- Academic quality of the university: Faculty noted concern for the intellectual quality of colleagues, promotion of collaboration across campus, eligibility of grants, and overall reputation of the university.
- Faculty mentoring and professional development programs
What’s missing in the above list?
We expected “office space” to be included in the top responses, yet it didn’t surface in any of the faculty recruitment and retention conversations.

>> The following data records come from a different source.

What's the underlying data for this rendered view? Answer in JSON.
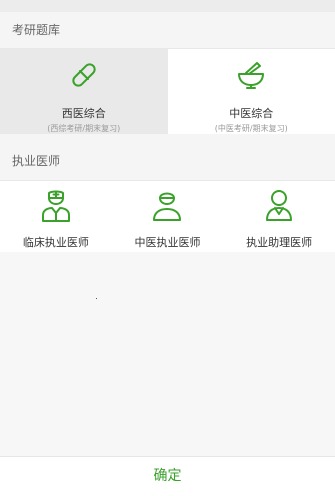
{
  "sections": {
    "kaoyan": {
      "header": "考研题库",
      "cards": [
        {
          "title": "西医综合",
          "subtitle": "(西综考研/期末复习)",
          "icon": "pill-capsule-icon",
          "selected": true
        },
        {
          "title": "中医综合",
          "subtitle": "(中医考研/期末复习)",
          "icon": "mortar-pestle-icon",
          "selected": false
        }
      ]
    },
    "zhiye": {
      "header": "执业医师",
      "items": [
        {
          "label": "临床执业医师",
          "icon": "nurse-doctor-icon"
        },
        {
          "label": "中医执业医师",
          "icon": "doctor-cap-icon"
        },
        {
          "label": "执业助理医师",
          "icon": "assistant-doctor-icon"
        }
      ]
    }
  },
  "confirm_label": "确定",
  "colors": {
    "accent": "#3aa12a",
    "selected_bg": "#e9e9e9"
  }
}
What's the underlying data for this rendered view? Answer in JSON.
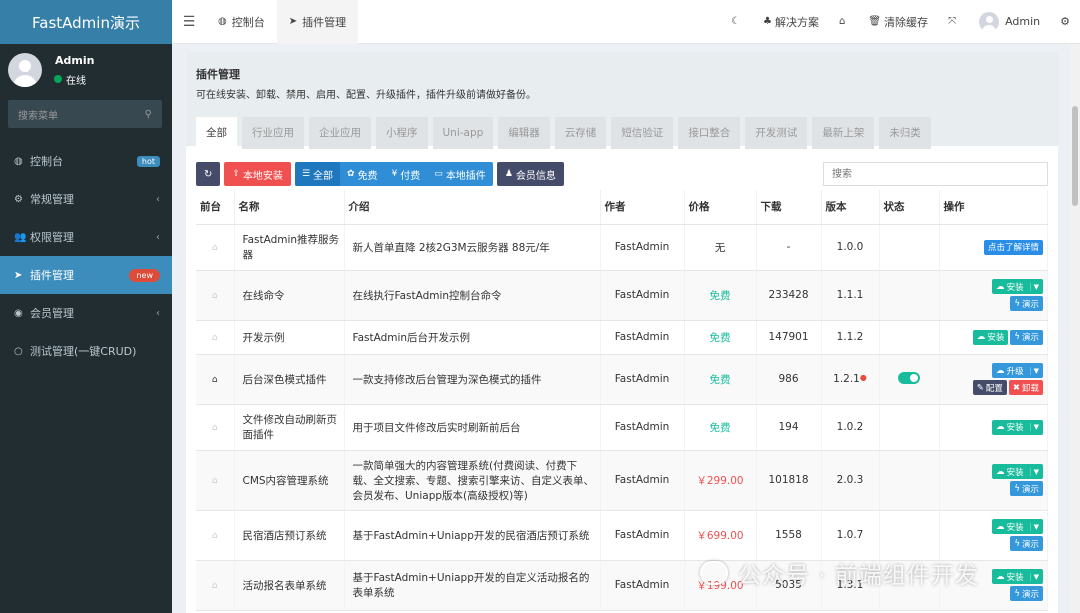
{
  "sidebar": {
    "brand": "FastAdmin演示",
    "user": {
      "name": "Admin",
      "status": "在线"
    },
    "search_placeholder": "搜索菜单",
    "items": [
      {
        "icon": "dashboard-icon",
        "glyph": "◍",
        "label": "控制台",
        "badge": "hot",
        "badge_color": "#3c8dbc"
      },
      {
        "icon": "cogs-icon",
        "glyph": "⚙",
        "label": "常规管理",
        "chevron": "‹"
      },
      {
        "icon": "group-icon",
        "glyph": "👥",
        "label": "权限管理",
        "chevron": "‹"
      },
      {
        "icon": "rocket-icon",
        "glyph": "➤",
        "label": "插件管理",
        "badge": "new",
        "badge_color": "#dd4b39",
        "active": true
      },
      {
        "icon": "user-circle-icon",
        "glyph": "◉",
        "label": "会员管理",
        "chevron": "‹"
      },
      {
        "icon": "circle-icon",
        "glyph": "○",
        "label": "测试管理(一键CRUD)"
      }
    ]
  },
  "topbar": {
    "tabs": [
      {
        "glyph": "◍",
        "label": "控制台"
      },
      {
        "glyph": "➤",
        "label": "插件管理",
        "active": true
      }
    ],
    "right": [
      {
        "glyph": "☾",
        "label": ""
      },
      {
        "glyph": "♣",
        "label": "解决方案"
      },
      {
        "glyph": "⌂",
        "label": ""
      },
      {
        "glyph": "🗑",
        "label": "清除缓存"
      },
      {
        "glyph": "⤧",
        "label": ""
      }
    ],
    "admin_name": "Admin",
    "settings_glyph": "⚙"
  },
  "panel": {
    "title": "插件管理",
    "description": "可在线安装、卸载、禁用、启用、配置、升级插件，插件升级前请做好备份。",
    "categories": [
      "全部",
      "行业应用",
      "企业应用",
      "小程序",
      "Uni-app",
      "编辑器",
      "云存储",
      "短信验证",
      "接口整合",
      "开发测试",
      "最新上架",
      "未归类"
    ],
    "toolbar": {
      "refresh_glyph": "↻",
      "local_install": "本地安装",
      "filters": [
        "全部",
        "免费",
        "付费",
        "本地插件"
      ],
      "member_info": "会员信息",
      "search_placeholder": "搜索"
    },
    "columns": [
      "前台",
      "名称",
      "介绍",
      "作者",
      "价格",
      "下载",
      "版本",
      "状态",
      "操作"
    ],
    "rows": [
      {
        "front_on": false,
        "name": "FastAdmin推荐服务器",
        "intro": "新人首单直降 2核2G3M云服务器 88元/年",
        "author": "FastAdmin",
        "price": "无",
        "price_type": "none",
        "downloads": "-",
        "version": "1.0.0",
        "ops": "detail"
      },
      {
        "front_on": false,
        "name": "在线命令",
        "intro": "在线执行FastAdmin控制台命令",
        "author": "FastAdmin",
        "price": "免费",
        "price_type": "free",
        "downloads": "233428",
        "version": "1.1.1",
        "ops": "install-stack"
      },
      {
        "front_on": false,
        "name": "开发示例",
        "intro": "FastAdmin后台开发示例",
        "author": "FastAdmin",
        "price": "免费",
        "price_type": "free",
        "downloads": "147901",
        "version": "1.1.2",
        "ops": "install-inline"
      },
      {
        "front_on": true,
        "name": "后台深色模式插件",
        "intro": "一款支持修改后台管理为深色模式的插件",
        "author": "FastAdmin",
        "price": "免费",
        "price_type": "free",
        "downloads": "986",
        "version": "1.2.1",
        "version_dot": true,
        "status": "on",
        "ops": "upgrade"
      },
      {
        "front_on": false,
        "name": "文件修改自动刷新页面插件",
        "intro": "用于项目文件修改后实时刷新前后台",
        "author": "FastAdmin",
        "price": "免费",
        "price_type": "free",
        "downloads": "194",
        "version": "1.0.2",
        "ops": "install-only"
      },
      {
        "front_on": false,
        "name": "CMS内容管理系统",
        "intro": "一款简单强大的内容管理系统(付费阅读、付费下载、全文搜索、专题、搜索引擎来访、自定义表单、会员发布、Uniapp版本(高级授权)等)",
        "author": "FastAdmin",
        "price": "￥299.00",
        "price_type": "paid",
        "downloads": "101818",
        "version": "2.0.3",
        "ops": "install-stack"
      },
      {
        "front_on": false,
        "name": "民宿酒店预订系统",
        "intro": "基于FastAdmin+Uniapp开发的民宿酒店预订系统",
        "author": "FastAdmin",
        "price": "￥699.00",
        "price_type": "paid",
        "downloads": "1558",
        "version": "1.0.7",
        "ops": "install-stack"
      },
      {
        "front_on": false,
        "name": "活动报名表单系统",
        "intro": "基于FastAdmin+Uniapp开发的自定义活动报名的表单系统",
        "author": "FastAdmin",
        "price": "￥199.00",
        "price_type": "paid",
        "downloads": "5035",
        "version": "1.3.1",
        "ops": "install-stack"
      }
    ],
    "op_labels": {
      "detail": "点击了解详情",
      "install": "安装",
      "demo": "演示",
      "upgrade": "升级",
      "config": "配置",
      "uninstall": "卸载"
    }
  },
  "watermark": "公众号 · 前端组件开发",
  "colors": {
    "sidebar_bg": "#222d32",
    "brand_bg": "#367fa9",
    "active": "#3c8dbc",
    "free": "#18bc9c",
    "paid": "#f05050"
  }
}
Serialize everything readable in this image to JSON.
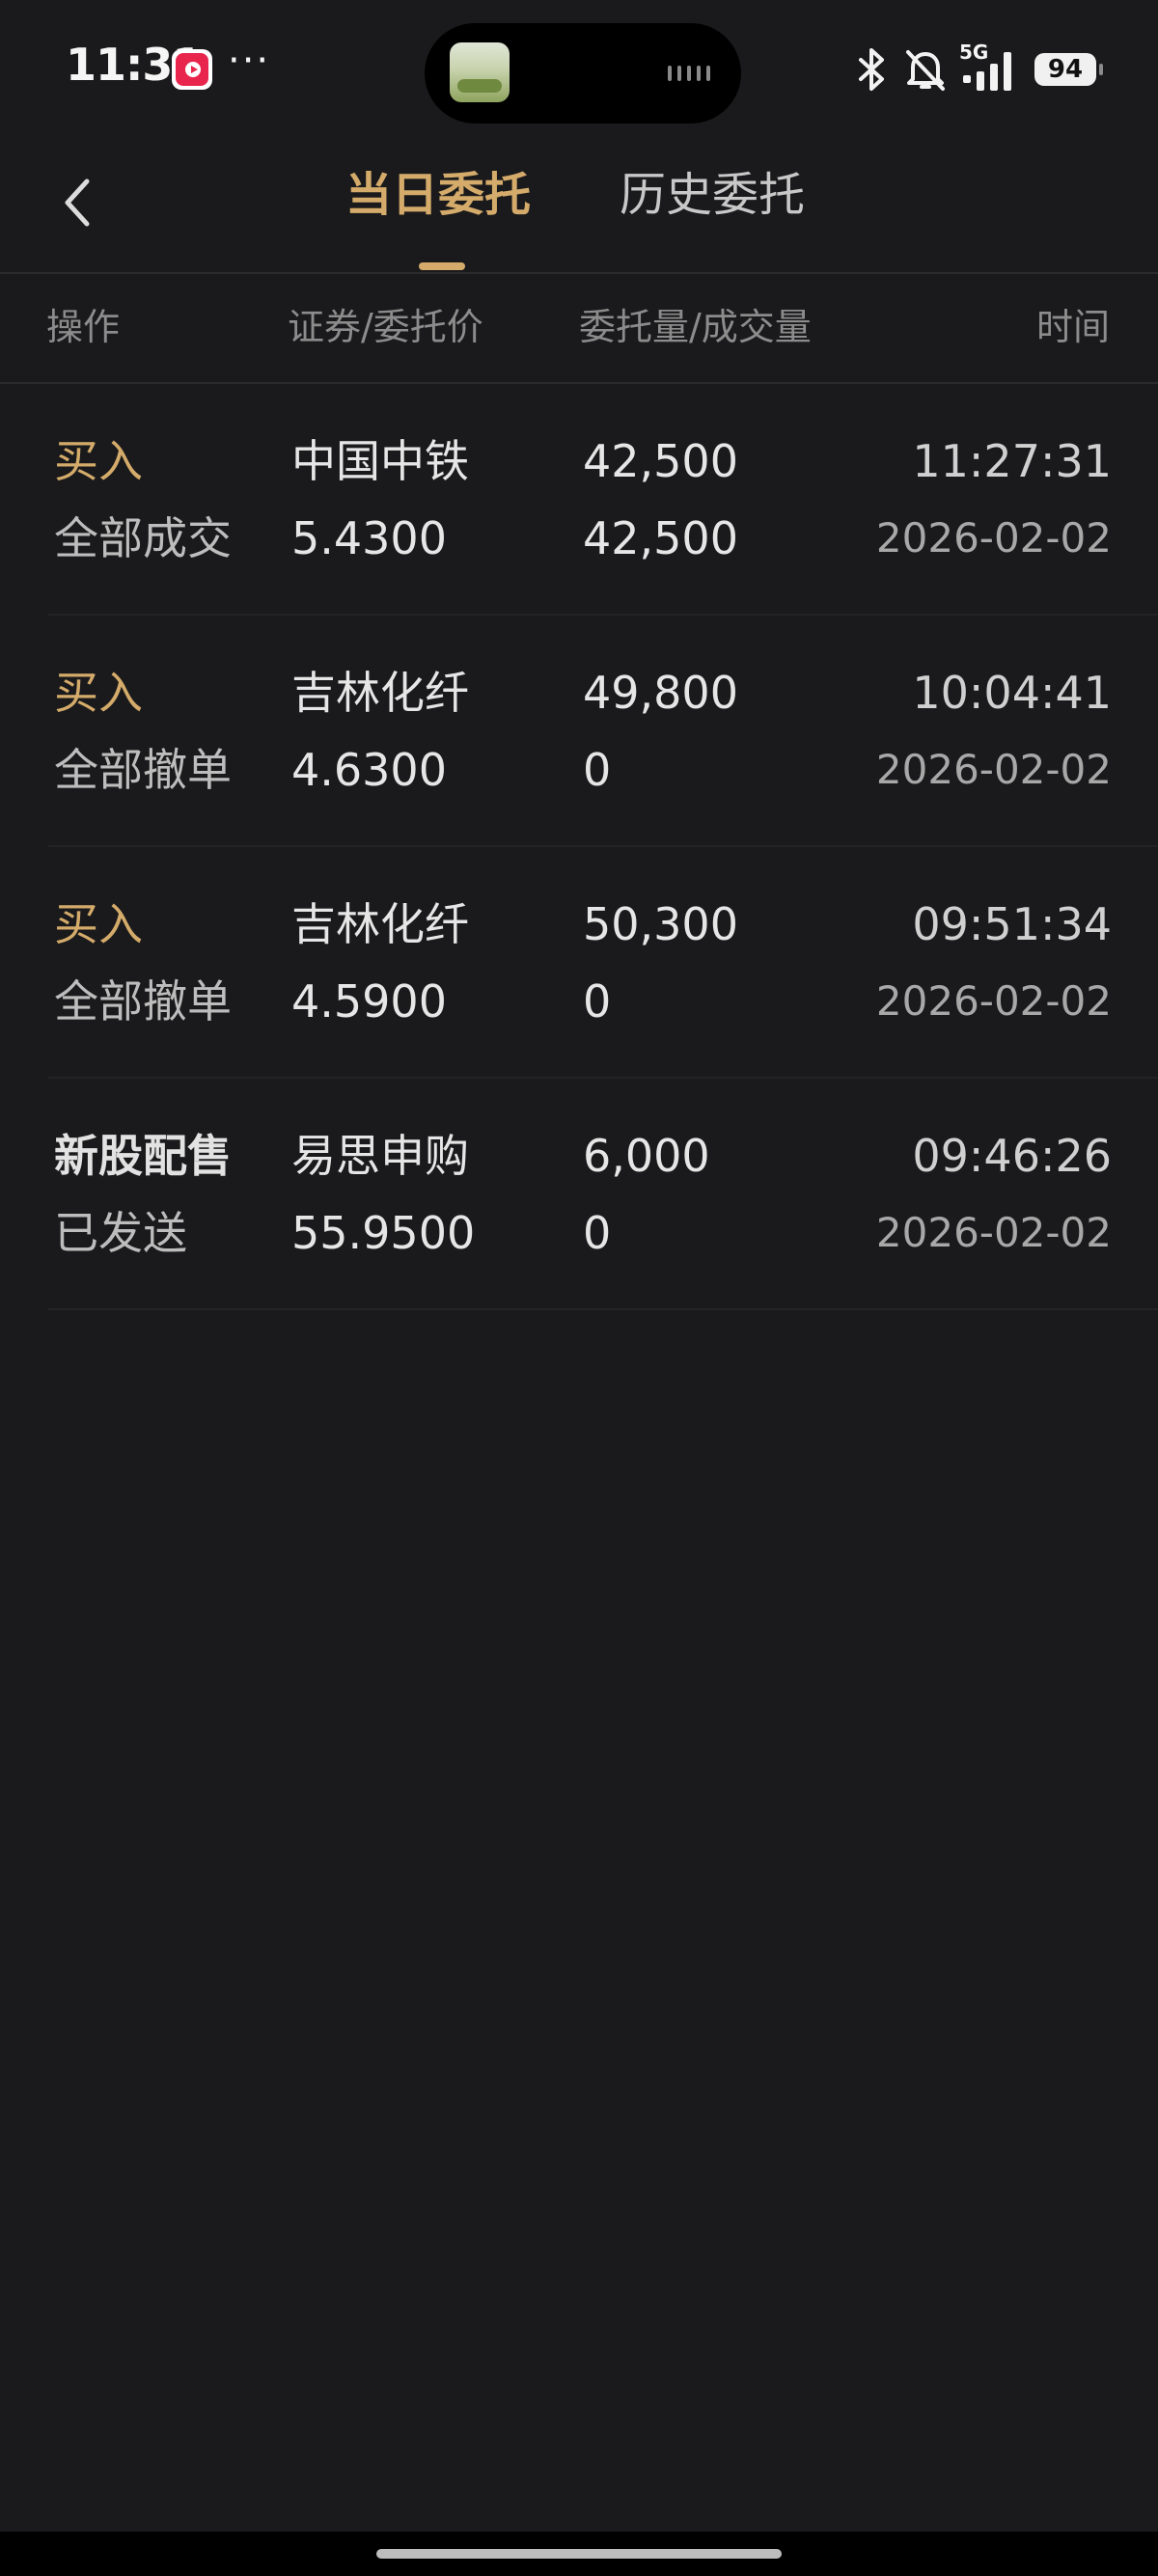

With so many other considerations to evaluate when accepting an academic position, and the freedom to work where they want, when they want, why do faculty members so often prefer to keep a private office? One theory is that educators are being held increasingly accountable for their time and funding in a manner that, to some, unfairly misinterprets and undervalues the essence of academia. Financial arguments against additional spending on faculty are illustrated through the attacks within the University of Texas system, where administrators have attempted to evaluate faculty based upon a “profit and loss statement.” In this corporatized context, the private office may now, more than ever, represent an academician’s autonomy when intellectual pursuits are being challenged. Or perhaps it’s a vestige of another era, a representation of status more than a functional need.
Our research project continues. In the meantime, a big question has emerged; how are higher-ed leaders framing questions about faculty offices on their campuses? How are they hosting conversations with their faculty? Our insights drive home the point that the way in which these conversations are framed has dramatic impacts on the outcomes – outcomes about the values that the faculty share. In other words, we hear a lot of conversations on campuses that immediately back faculty into a corner and put them on the defensive about office real estate. Perhaps when we program new facilities, we need to look at the big picture and back away from immediate conversations about square feet per office. How else can we help institutions reinvent themselves in order to stay relevant in a rapidly evolving industry?
A recent study at Boise State University shows the diverse roles and expectations that most faculty face.